The expected output is each line in the data below that includes the string "path".

···

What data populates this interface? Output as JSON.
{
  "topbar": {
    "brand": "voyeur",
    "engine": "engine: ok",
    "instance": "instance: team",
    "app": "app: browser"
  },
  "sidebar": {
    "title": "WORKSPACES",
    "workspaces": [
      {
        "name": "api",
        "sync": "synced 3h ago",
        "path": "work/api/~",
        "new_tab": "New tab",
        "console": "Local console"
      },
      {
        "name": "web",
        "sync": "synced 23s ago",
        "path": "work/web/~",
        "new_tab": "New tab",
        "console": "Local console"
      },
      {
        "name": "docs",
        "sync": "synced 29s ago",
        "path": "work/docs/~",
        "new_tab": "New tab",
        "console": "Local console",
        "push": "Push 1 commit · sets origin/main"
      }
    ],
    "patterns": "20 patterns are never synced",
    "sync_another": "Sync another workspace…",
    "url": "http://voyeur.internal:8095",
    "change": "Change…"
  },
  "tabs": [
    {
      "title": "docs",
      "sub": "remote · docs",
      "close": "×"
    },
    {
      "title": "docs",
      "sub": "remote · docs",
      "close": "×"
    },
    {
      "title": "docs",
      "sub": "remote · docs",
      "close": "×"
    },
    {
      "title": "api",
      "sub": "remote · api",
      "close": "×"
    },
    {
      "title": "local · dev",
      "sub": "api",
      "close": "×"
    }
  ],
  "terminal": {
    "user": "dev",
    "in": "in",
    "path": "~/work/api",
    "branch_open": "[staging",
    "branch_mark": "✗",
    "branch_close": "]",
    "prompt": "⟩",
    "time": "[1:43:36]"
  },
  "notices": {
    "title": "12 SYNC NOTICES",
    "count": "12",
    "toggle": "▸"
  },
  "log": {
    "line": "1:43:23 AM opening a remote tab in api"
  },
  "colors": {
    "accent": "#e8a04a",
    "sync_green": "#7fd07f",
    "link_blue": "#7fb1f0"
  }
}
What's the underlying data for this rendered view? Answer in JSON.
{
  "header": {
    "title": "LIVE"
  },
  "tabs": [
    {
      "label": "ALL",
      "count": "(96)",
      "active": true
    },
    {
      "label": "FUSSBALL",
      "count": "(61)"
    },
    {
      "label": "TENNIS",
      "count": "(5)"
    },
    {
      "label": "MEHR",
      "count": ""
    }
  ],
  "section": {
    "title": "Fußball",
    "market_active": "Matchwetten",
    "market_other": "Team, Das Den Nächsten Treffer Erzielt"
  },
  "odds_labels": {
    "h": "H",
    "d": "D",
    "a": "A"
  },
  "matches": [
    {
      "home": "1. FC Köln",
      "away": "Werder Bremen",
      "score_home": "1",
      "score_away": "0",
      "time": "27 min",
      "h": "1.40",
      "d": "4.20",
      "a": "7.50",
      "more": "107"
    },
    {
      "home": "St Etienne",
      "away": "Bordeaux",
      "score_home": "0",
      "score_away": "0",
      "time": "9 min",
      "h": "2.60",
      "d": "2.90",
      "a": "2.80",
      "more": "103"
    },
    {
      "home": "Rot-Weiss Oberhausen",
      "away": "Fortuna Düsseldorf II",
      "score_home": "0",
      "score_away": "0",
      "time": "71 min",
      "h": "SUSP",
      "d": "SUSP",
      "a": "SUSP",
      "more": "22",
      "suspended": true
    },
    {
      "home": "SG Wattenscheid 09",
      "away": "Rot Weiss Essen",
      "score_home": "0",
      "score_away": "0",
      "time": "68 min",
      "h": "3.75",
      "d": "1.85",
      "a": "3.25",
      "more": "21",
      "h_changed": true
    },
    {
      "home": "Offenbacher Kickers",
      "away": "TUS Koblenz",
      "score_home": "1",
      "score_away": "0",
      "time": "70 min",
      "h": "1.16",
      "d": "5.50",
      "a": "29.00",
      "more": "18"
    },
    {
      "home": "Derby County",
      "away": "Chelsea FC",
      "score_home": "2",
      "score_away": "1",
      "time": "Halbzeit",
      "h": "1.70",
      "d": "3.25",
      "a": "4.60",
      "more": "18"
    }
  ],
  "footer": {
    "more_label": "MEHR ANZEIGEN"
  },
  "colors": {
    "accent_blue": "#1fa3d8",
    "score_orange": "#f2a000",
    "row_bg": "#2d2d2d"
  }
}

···

ANSWER TO THE PROBLEM:
        "path": "work/api/~",
        "path": "work/web/~",
        "path": "work/docs/~",
    "path": "~/work/api",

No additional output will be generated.